DLNR: Over 300 people cleared from massive Oahu beach party, only 4 people cited
HONOLULU (HawaiiNewsNow) - DOCARE enforcement officers with the DLNR broke up a massive gathering Saturday afternoon on an East Oahu shoreline.
The DLNR estimates 300 to 400 people were in attendance at the Ka Iwi coastline party, but only four people were cited. The citations weren’t for violating Oahu’s COVID rules on gatherings, but rather they were cited for having unpermitted generators and sound equipment in the park.
The DLNR said they were more focused on dispersing the crowd, which took several hours. They’re also still investigating the organizers of the event.
“This gathering is a potential super-spreader event and it’s created an unnecessary opportunity for COVID 19 to spread in our community,” said DOCARE Enforcement Chief Jason Redulla.
Video of the event circulating on social media showed the beachgoers tightly packed under pop-up tents, mingling on the sand with not a face mask in sight.
There were reports of other large gatherings on Oahu’s North Shore this weekend.

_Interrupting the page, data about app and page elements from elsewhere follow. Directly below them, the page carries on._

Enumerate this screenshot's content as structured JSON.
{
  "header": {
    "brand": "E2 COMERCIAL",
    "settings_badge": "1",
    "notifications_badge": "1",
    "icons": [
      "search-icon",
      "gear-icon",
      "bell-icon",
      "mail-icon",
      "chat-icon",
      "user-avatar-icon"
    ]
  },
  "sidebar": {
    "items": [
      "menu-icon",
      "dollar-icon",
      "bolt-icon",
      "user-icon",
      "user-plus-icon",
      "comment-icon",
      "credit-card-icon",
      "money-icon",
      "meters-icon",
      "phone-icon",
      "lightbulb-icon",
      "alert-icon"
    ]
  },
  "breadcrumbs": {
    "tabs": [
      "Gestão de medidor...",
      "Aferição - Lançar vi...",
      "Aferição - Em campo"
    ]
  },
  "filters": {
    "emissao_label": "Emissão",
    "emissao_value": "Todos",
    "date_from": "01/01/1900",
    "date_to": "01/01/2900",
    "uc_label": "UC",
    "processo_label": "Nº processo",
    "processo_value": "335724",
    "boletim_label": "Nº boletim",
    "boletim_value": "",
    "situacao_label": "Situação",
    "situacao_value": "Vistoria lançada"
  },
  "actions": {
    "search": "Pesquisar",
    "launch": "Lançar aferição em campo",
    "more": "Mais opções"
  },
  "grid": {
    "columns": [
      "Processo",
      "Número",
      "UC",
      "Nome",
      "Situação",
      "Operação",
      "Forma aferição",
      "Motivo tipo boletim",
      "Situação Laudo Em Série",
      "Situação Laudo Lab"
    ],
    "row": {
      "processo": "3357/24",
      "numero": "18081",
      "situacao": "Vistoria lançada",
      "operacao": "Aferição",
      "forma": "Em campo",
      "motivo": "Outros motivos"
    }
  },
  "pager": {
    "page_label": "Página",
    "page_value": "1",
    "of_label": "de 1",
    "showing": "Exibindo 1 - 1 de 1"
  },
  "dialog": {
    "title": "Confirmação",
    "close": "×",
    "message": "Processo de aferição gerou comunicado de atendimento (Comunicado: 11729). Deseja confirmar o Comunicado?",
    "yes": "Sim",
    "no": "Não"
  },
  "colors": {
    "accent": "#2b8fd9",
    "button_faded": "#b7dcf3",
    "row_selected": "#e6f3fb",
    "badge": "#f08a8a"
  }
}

Enforcement actions there were unclear.
“I’ve instructed my officers, going forward, to confiscate any equipment or supplies used for these gatherings. If the loss of personal property, taken for evidence in criminal prosecutions, is not enough to get these people to start acting responsibly, we hope it doesn’t take their friends or loved ones getting sick or dying to wake them up,” Redulla said.
Critics said citing four people out of hundreds is a failure of rule enforcement.

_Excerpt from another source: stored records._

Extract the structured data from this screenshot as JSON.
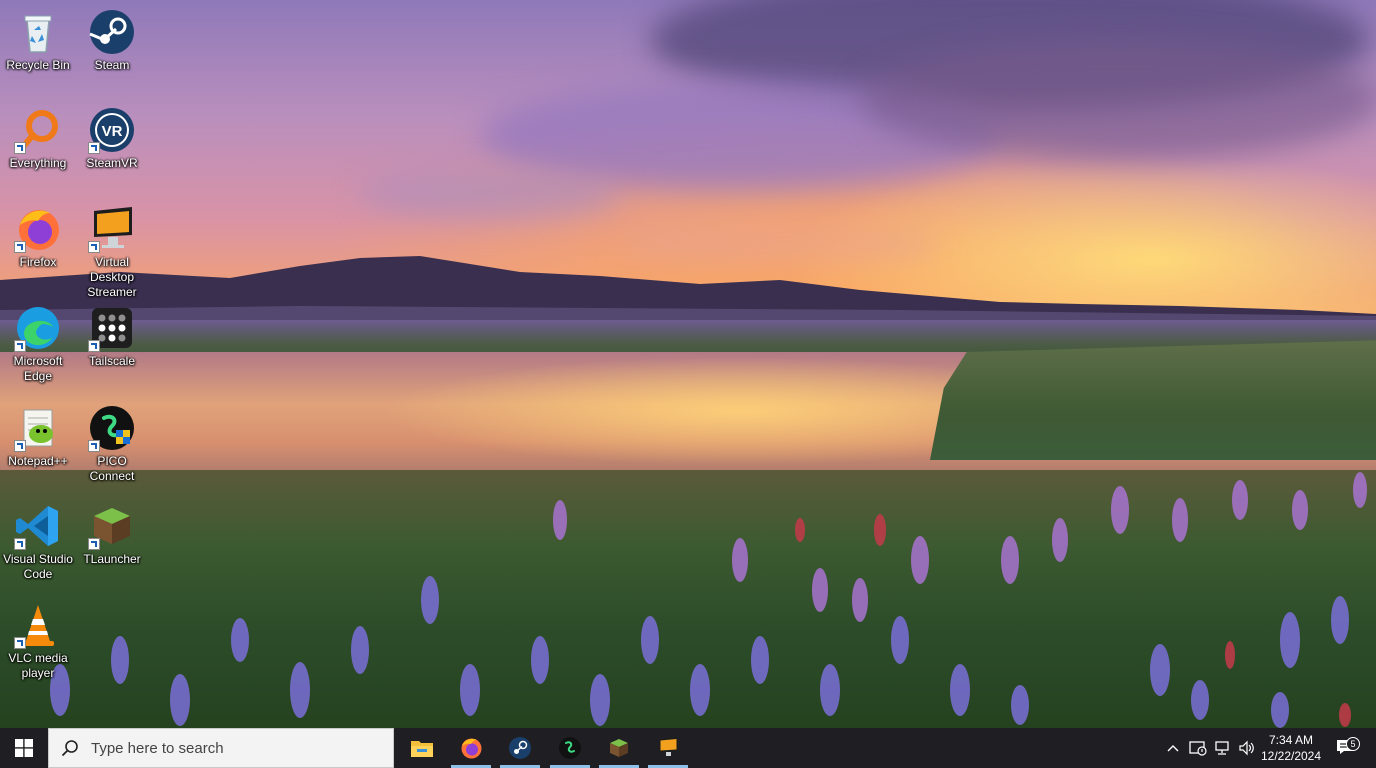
{
  "desktop": {
    "icons": [
      {
        "id": "recycle-bin",
        "label": "Recycle Bin"
      },
      {
        "id": "steam",
        "label": "Steam"
      },
      {
        "id": "everything",
        "label": "Everything"
      },
      {
        "id": "steamvr",
        "label": "SteamVR"
      },
      {
        "id": "firefox",
        "label": "Firefox"
      },
      {
        "id": "virtual-desktop-streamer",
        "label": "Virtual Desktop Streamer"
      },
      {
        "id": "microsoft-edge",
        "label": "Microsoft Edge"
      },
      {
        "id": "tailscale",
        "label": "Tailscale"
      },
      {
        "id": "notepadpp",
        "label": "Notepad++"
      },
      {
        "id": "pico-connect",
        "label": "PICO Connect"
      },
      {
        "id": "vscode",
        "label": "Visual Studio Code"
      },
      {
        "id": "tlauncher",
        "label": "TLauncher"
      },
      {
        "id": "vlc",
        "label": "VLC media player"
      }
    ],
    "steamvr_glyph": "VR"
  },
  "taskbar": {
    "search_placeholder": "Type here to search",
    "pinned": [
      {
        "id": "file-explorer",
        "icon": "folder-icon"
      },
      {
        "id": "firefox",
        "icon": "firefox-icon"
      },
      {
        "id": "steam",
        "icon": "steam-icon"
      },
      {
        "id": "pico-connect",
        "icon": "pico-icon"
      },
      {
        "id": "tlauncher",
        "icon": "tlauncher-icon"
      },
      {
        "id": "virtual-desktop",
        "icon": "monitor-icon"
      }
    ],
    "tray": {
      "time": "7:34 AM",
      "date": "12/22/2024",
      "notification_count": "5"
    }
  },
  "colors": {
    "taskbar_bg": "#1f1f23",
    "running_indicator": "#8fc1e8",
    "windows_blue": "#1a8ce8"
  }
}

“Where is the accountability? It is not okay just to cite people for breaking these mandates. We have to go a step further,” said Kumu Kawaikapuokalani Hewett of the Kapu Breakers Group.

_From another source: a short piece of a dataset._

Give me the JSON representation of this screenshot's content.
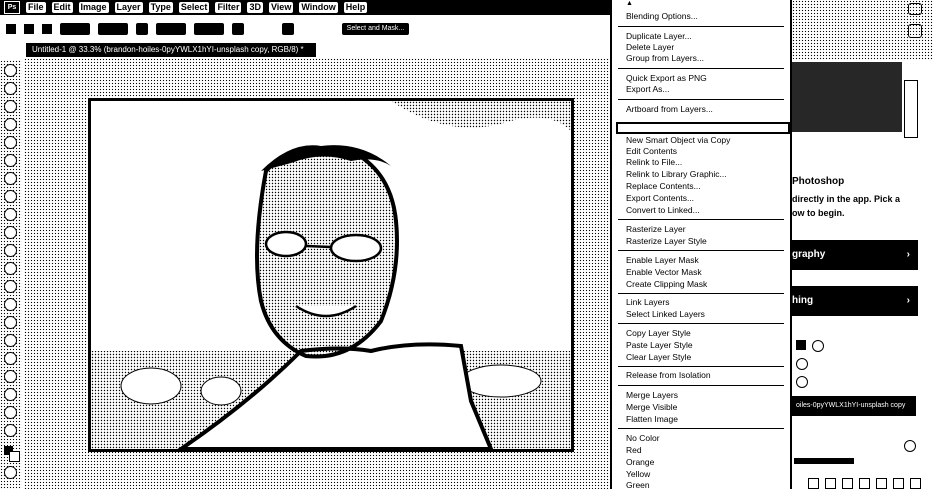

Hewett said he’s very disappointed that many of the participants were UH students.
“When I speak of the I-generation, I get iMac, I get iPhone, I get iPad, I get I-dis and I-that,” he said. “Stop being selfish. You like talk aloha and aloha spirit. It starts with caring.”
Copyright 2021 Hawaii News Now. All rights reserved.